Baker Tilly does not intend to make an offer for the entire issued share capital of RSM Tenon, but following the appointment of Deloitte as administrators this morning, a deal has been agreed for the sale of Tenon's trading entities.
Early this morning Baker Tilly said in a statement to the market that despite pulling out of the takeover deal, there was significant value in the RSM Tenon Group and that it continued to be interested in an alternative potential transaction involving an acquisition of part or all of the business.
The Financial Conduct Authority (FCA) temporarily suspended shares in Tenon from trading this morning “at the request of the company pending an announcement”.
That announcement turned out to be the appointment of joint administrators from Deloitte - including Matt Smith, Nick Edwards and Clare Boardman - who immediately sold Tenon’s trading subsidiaries to Baker Tilly, with a pre-pack deal expected to complete within the next two weeks.
The trading entities of Tenon have not entered insolvency proceedings and will continue to operate as usual.
Deloitte partner Matt Smith said: “Immediately following our appointment, a sale of RSM Tenon Group plc’s trading subsidiaries to Baker Tilly was agreed and is expected to complete within two weeks, following regulatory and internal approval at Baker Tilly, which we are advised is a formality.
“We believe the proposed sale to Baker Tilly represents the best outcome for the RSM Tenon group. The management of the group have stabilised the business, returning it to profitability over the past 18 months and making this transaction possible to secure its future,” Smith added.
Smith, Edwards and Boardman have also been appointed joint administrators of Premier Strategies Limited - a subsidiary entity which historically provided tax advice, but ceased selling new business in March 2012.
Deloitte said that under a proposed sale of the trading entities of the group to Baker Tilly, subject to certain approvals, no job losses are expected.
Last month Baker Tilly made an approach to Tenon and has since been in talks over a possible merger. The firm was given a deadline of today at 5pm to announce whether or not it intended to make a takeover offer.
Baker Tilly had said that any offer would be in cash, but Tenon warned shareholders that they would see very little return due to its high level of debt. Last week Tenon said shareholders would not accept a “de minimus” offer.

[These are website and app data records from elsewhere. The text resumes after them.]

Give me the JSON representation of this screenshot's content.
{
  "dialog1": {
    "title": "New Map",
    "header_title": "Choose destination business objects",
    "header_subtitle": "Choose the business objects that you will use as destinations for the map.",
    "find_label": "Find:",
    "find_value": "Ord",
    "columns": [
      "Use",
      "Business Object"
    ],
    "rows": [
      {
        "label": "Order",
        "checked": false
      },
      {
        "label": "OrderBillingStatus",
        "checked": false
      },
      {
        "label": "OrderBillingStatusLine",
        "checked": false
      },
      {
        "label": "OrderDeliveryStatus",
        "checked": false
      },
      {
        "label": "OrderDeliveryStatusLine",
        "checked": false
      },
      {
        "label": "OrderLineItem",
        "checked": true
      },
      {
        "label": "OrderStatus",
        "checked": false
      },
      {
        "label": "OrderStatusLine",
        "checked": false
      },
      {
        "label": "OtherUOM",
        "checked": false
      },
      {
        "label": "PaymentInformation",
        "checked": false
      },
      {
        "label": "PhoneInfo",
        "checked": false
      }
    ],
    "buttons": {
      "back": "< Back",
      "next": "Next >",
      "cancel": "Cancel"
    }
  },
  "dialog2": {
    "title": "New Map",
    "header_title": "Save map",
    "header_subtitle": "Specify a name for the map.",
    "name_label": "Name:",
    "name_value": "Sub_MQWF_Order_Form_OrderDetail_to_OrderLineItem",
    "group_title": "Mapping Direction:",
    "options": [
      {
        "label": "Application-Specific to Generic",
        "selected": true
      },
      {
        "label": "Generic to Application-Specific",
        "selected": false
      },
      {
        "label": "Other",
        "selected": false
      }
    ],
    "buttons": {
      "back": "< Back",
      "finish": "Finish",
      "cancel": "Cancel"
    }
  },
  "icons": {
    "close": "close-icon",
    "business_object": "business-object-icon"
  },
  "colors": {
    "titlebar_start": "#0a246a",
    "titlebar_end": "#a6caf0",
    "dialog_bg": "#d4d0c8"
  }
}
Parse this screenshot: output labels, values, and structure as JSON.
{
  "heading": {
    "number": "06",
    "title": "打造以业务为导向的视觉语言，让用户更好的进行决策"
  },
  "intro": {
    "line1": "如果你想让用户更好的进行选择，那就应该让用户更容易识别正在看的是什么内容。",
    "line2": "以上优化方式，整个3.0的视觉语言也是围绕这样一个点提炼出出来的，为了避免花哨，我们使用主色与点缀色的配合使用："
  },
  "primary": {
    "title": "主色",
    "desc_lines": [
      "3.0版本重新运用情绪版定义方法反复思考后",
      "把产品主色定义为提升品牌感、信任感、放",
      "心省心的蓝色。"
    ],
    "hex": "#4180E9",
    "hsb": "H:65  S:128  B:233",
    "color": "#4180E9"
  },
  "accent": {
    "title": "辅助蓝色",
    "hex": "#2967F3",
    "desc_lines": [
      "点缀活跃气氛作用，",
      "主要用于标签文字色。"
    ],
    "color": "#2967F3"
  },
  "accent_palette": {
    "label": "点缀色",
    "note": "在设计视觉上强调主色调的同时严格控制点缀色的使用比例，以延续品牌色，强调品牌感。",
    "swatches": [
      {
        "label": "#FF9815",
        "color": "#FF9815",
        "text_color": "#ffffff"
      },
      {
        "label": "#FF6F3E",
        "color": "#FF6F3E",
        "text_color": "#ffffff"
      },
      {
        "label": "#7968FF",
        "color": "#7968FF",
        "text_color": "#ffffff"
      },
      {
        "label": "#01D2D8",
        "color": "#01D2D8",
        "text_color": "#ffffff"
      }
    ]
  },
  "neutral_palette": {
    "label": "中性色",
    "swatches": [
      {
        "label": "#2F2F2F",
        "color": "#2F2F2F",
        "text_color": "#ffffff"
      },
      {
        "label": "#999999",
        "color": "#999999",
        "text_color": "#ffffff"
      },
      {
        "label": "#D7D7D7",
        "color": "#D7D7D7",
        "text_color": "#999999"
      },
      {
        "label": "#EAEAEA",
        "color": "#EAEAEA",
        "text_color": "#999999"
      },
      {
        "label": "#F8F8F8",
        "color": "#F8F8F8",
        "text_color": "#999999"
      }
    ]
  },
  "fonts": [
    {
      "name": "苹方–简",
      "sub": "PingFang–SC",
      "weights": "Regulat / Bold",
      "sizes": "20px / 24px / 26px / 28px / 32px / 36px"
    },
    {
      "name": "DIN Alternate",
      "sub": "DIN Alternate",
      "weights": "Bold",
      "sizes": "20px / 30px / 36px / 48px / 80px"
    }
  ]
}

Tenon shares plummeted in the weeks that followed and earlier this month it said investors would likely receive “minimal value” if it merged with Baker Tilly due to the high level of debt it carries.
Back in February, Tenon said it was unable to reach a new agreement with its sole lenders Lloyds Banking Group to reset the terms of its lending facility.
Lloyds said this morning that, should the company, as expected, be in breach of its banking covenants, it would not be willing to grant a covenant waiver.
It added that in the absence of any other available facilities, Tenon does not expect to continue to be able to meet its liabilities as they fall due and as such the appointment of administrators is the most appropriate course of action.